Advanced forms of wealth transfer and estate planning are more complicated, and consequently more expensive to implement. However, their costs and complexity are almost always dwarfed by the tax savings, and capital preservation, they achieve. On January 1, 2011, the estate tax exemption increased to $5,000,000, meaning that a married couple can now pass $10,000,000 to their heirs estate-tax free by the simple expedient of establishing a fully tax-planned living trust. Coupled with the probate-avoidance features of a living trust, everyone should have a living trust where an estate of any substantial size is involved.
Many businesses fail to stand the test of time because the business owner is unwilling or unable to let go and begin the process of finding a good replacement. The average life expectancy of a family business is 24 years. Only 30 percent of family businesses make it to the second generation and only 10 percent are passed along to the third generation.
On January 1, 2011, the estate tax exemption increased to $5,000,000, meaning that a married couple can now pass $10,000,000 to their heirs estate-tax free by the simple expedient of establishing a fully tax-planned living trust. Coupled with the probate-avoidance features of a living trust, everyone should have a living trust where an estate of any substantial size is involved.
Buy-Sell Agreement Will Help Prevent Business Disagreements || Unless you are the type who looks forward to going into business with your ex-partner’s spouse, most small and mid-size business owners need a written buy-sell agreement to prevent future problems. No matter how small the business, when there are multiple business owners, it’s smart to have a binding buy-sell agreement which applies to everyone in the event of the death or disability of an owner, or disagreement among the co-owners.
Family Limited Partnerships Create Big Tax Benefits for Family Business Owners || Family limited partnerships are emerging as a favorite tax advantaged vehicle for transferring family businesses or real estate to the owners’ sons and daughters. If properly created, funded and operated, family limited partnerships can be used to achieve considerable income, estate and gift tax benefits.
Selecting a successor is much more difficult for most entrepreneurs than choosing a spouse because they hate to think about ever leaving the company they started. It’s just like going to the dentist for most business owners. The last thing that any entrepreneur wants to admit is that he or she is replaceable. After all, these owners started the business from scratch, struggled through the tough early years and usually have spent more time keeping the business above water than they have with their families.
The following article was published in three parts in California Business Law Practitioner, in the Fall 2008, Winter 2009, and Spring 2009 issues, published by the California Continuing Education of the Bar (“CEB”). Elements of the article were subsequently included in the two volume treatise “Business Succession Planning,” also published by CEB, which provides in depth and expanded coverage of the subjects addressed below. Although the article was written for an audience of business lawyers, non-lawyers with backgrounds in business and finance should have no difficulty in understanding the concepts and methods described

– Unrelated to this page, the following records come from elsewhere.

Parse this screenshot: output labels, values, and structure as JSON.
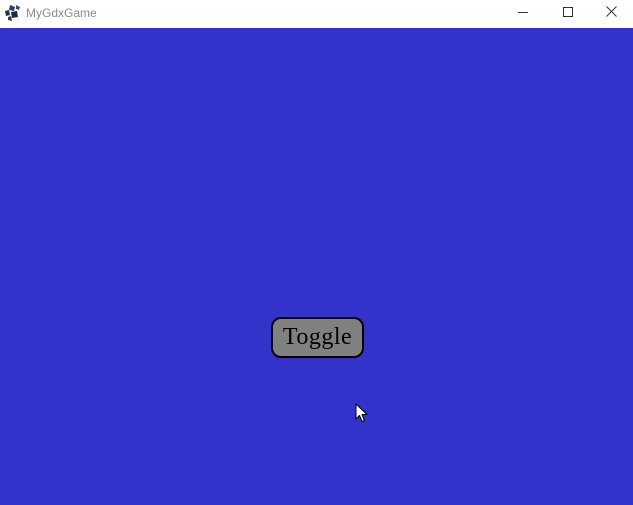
{
  "window": {
    "title": "MyGdxGame",
    "icon": "libgdx-logo-icon",
    "controls": {
      "minimize_icon": "minimize-icon",
      "maximize_icon": "maximize-icon",
      "close_icon": "close-icon"
    }
  },
  "game": {
    "background_color": "#3333cc",
    "toggle_button": {
      "label": "Toggle",
      "fill_color": "#808080",
      "border_color": "#000000"
    }
  },
  "cursor": {
    "icon": "mouse-pointer-icon"
  }
}
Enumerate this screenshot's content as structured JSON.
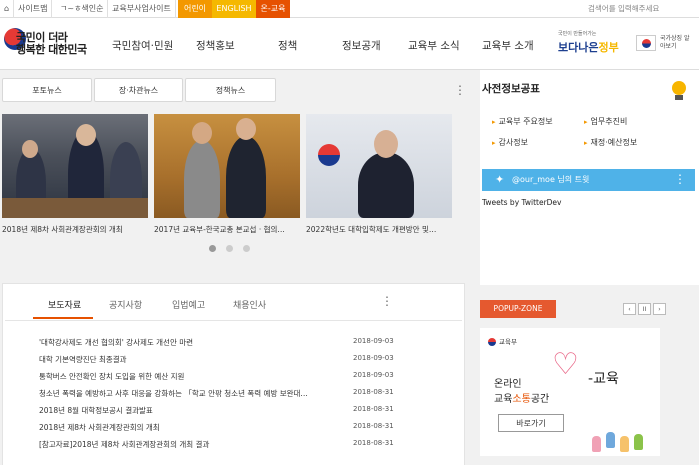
{
  "topbar": {
    "links": [
      "사이트맵",
      "ㄱ~ㅎ색인순",
      "교육부사업사이트",
      "어린이",
      "ENGLISH",
      "온-교육"
    ],
    "search_placeholder": "검색어를 입력해주세요"
  },
  "header": {
    "logo_text_1": "국민이 더라",
    "logo_text_2": "행복한 대한민국",
    "nav": [
      "국민참여·민원",
      "정책홍보",
      "정책",
      "정보공개",
      "교육부 소식",
      "교육부 소개"
    ],
    "better_gov_small": "국민이 만들어가는",
    "better_gov_main": "보다나은",
    "better_gov_accent": "정부",
    "gov_symbol_label": "국가상징 알아보기"
  },
  "news": {
    "tabs": [
      "포토뉴스",
      "장·차관뉴스",
      "정책뉴스"
    ],
    "cards": [
      {
        "caption": "2018년 제8차 사회관계장관회의 개최"
      },
      {
        "caption": "2017년 교육부-한국교총 본교섭 · 협의…"
      },
      {
        "caption": "2022학년도 대학입학제도 개편방안 및…"
      }
    ]
  },
  "prepublish": {
    "title": "사전정보공표",
    "links": [
      "교육부 주요정보",
      "업무추진비",
      "감사정보",
      "재정·예산정보"
    ]
  },
  "twitter": {
    "handle": "@our_moe 님의 트윗",
    "by": "Tweets by TwitterDev"
  },
  "board": {
    "tabs": [
      "보도자료",
      "공지사항",
      "입법예고",
      "채용인사"
    ],
    "rows": [
      {
        "title": "'대학강사제도 개선 협의회' 강사제도 개선안 마련",
        "date": "2018-09-03"
      },
      {
        "title": "대학 기본역량진단 최종결과",
        "date": "2018-09-03"
      },
      {
        "title": "통학버스 안전확인 장치 도입을 위한 예산 지원",
        "date": "2018-09-03"
      },
      {
        "title": "청소년 폭력을 예방하고 사후 대응을 강화하는 「학교 안팎 청소년 폭력 예방 보완대…",
        "date": "2018-08-31"
      },
      {
        "title": "2018년 8월 대학정보공시 결과발표",
        "date": "2018-08-31"
      },
      {
        "title": "2018년 제8차 사회관계장관회의 개최",
        "date": "2018-08-31"
      },
      {
        "title": "[참고자료]2018년 제8차 사회관계장관회의 개최 결과",
        "date": "2018-08-31"
      }
    ]
  },
  "popup": {
    "tag": "POPUP-ZONE",
    "controls": [
      "‹",
      "II",
      "›"
    ],
    "org": "교육부",
    "edu_word": "교육",
    "line1": "온라인",
    "line2_prefix": "교육",
    "line2_accent": "소통",
    "line2_suffix": "공간",
    "button": "바로가기"
  },
  "colors": {
    "accent_orange": "#e65100",
    "twitter_blue": "#4fb2e8",
    "popup_tag": "#e5592f"
  }
}
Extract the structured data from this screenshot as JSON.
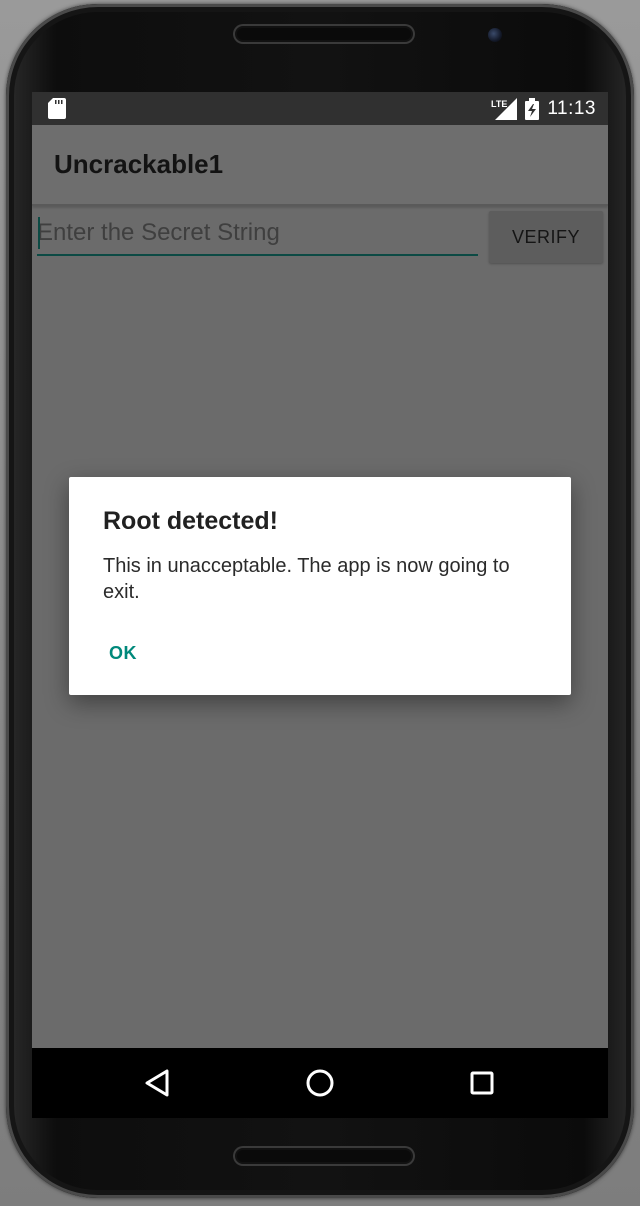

The typical business owner’s goal is to exit his or her business with the most wealth on the most favorable tax terms. However, this requires a coordinated team effort. The ideal succession planning team includes an experienced professional cadre of attorney, accountant, financial planner and life insurance agent, as well as the business owner and his or her heirs. Each of the team members has an important role to play.
Turn on the Heir Conditioning for Family Business Survival || For an orderly transition to succeed in a typical family business, you, as the business owner, should begin an immediate program of heir conditioning — involving your heirs in succession planning.
What You Don’t Know About Your Business' Value Can Be Costly || In some cases, ignorance is bliss. However, when a business owner doesn’t know the true value of his or her business, there is little bliss involved. Many business owners have no idea of the current market value of their business, which usually is the lion’s share of their net worth. This can be a costly mistake when the time comes for them to reduce their day-to-day involvement in the business.